The letter, which will be sent during the next few weeks to all childminders, outlines previously announced Government reforms that the education and childcare minister says will make it easier to work as a childminder and access Government funding, as well as attract new childminders.

Ms Truss goes on to list the reforms, which she says, will address a shortage of childminders and the difficulties some childminders face in accessing support to help them deliver high-quality care, including: making it easier for childminders to access Government funding, the introduction of childminder agencies, local authority support and how childminders can work with schools in providing childcare.

The education and childcare minister says that one advantage of joining an agency is that individuals will be provided with all they need to register and have the option of spreading the cost of setting-up. She claims that it costs at least £800 for people to establish themselves as childminders, calling it a 'complex and time consuming process.'

Another advantage of a childminder agency is that it will help childminders to fill their places more effectively, she says, before reiterating that joining an agency will be entirely voluntary.

Ms Truss states, ‘We absolutely understand that many childminders are content with the way they are working and we are simply offering a choice, a choice to stay independent and registered directly with Ofsted, or to join an agency.'

'On local authority networks and support, the education and childcare minister explains why a decision was taken to remove the requirement for childminders to be part of a network in order to access funding, because only ten per cent of childminders belong to a network.

She goes on to say that early intervention funding has increased for 2014-15 and local authorities are being given an additional £2bn to spend on three- and four-year-old places.
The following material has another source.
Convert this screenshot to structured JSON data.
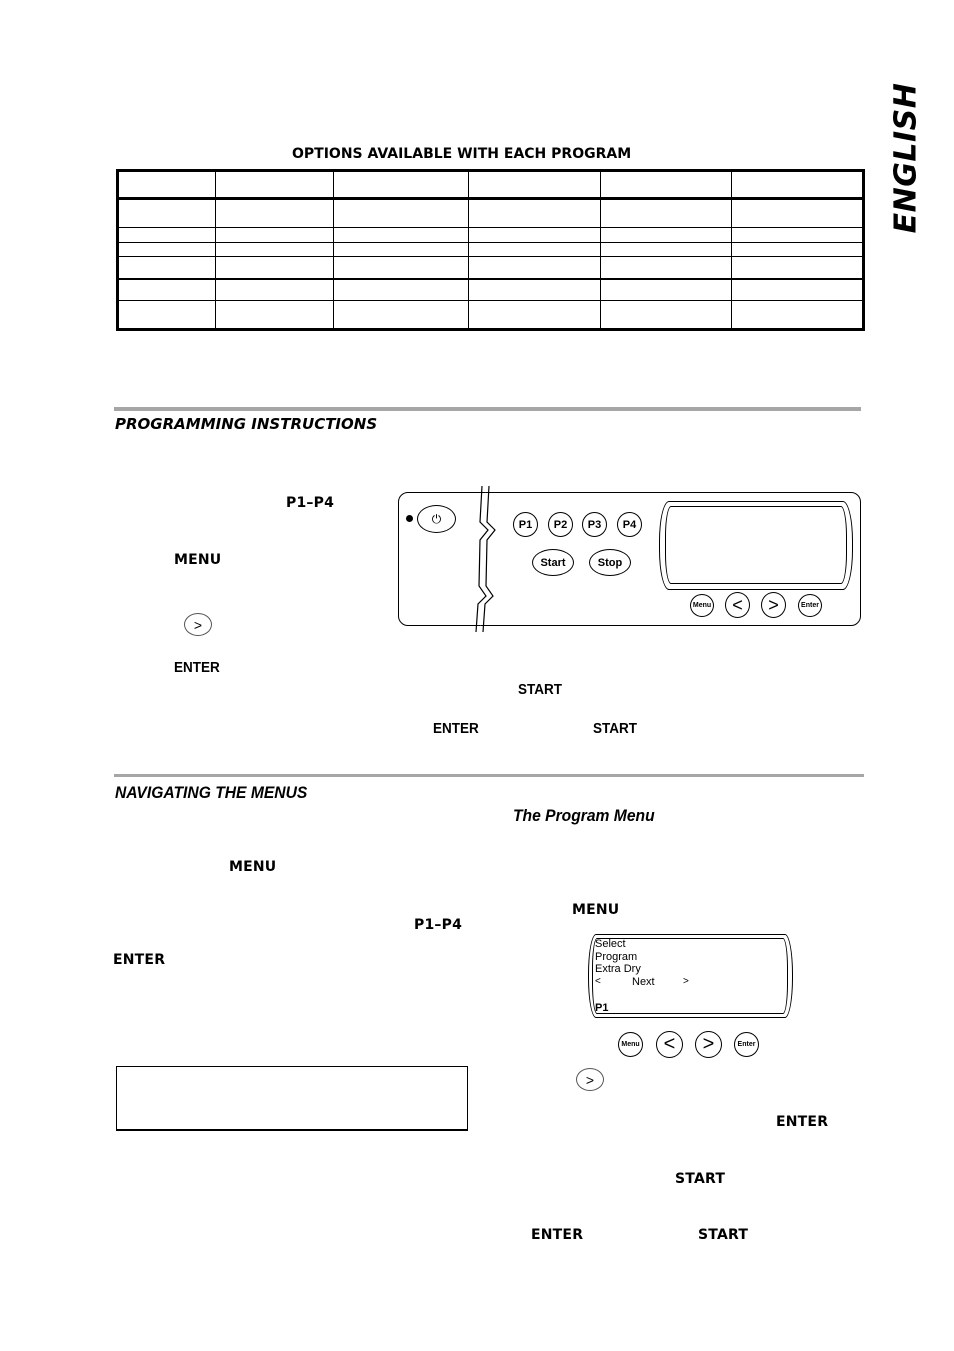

However, she says that it is up to local authorities to decide how to best use this money.

Moving on to the future of local authority support, the education and childcare minister says that support will be available from a variety of sources which may include the local authority, a local childminder agency where this exists, as well as other professional bodies and training providers.

On working with schools, she suggests childminders approach their local schools about how they might work together to provide a more joined-up service for parents and enhance children's care and learning now that the Government has made it easier for schools to open longer.

The letter concludes, ‘This Government knows that childminders have an important role to play in both supporting parents and improving outcomes for children. That is why we are doing all we can to support you in this. I wish you every success in your work with children and families.’

Reaction to the letter among childminders on the One Voice Together for Quality Facebook page has so far been largely negative.

One childminder questions how she will make ends meet if a school is open from 8am-6pm and she is only dropping off and picking up children, therefore earning no more than an hour's fee.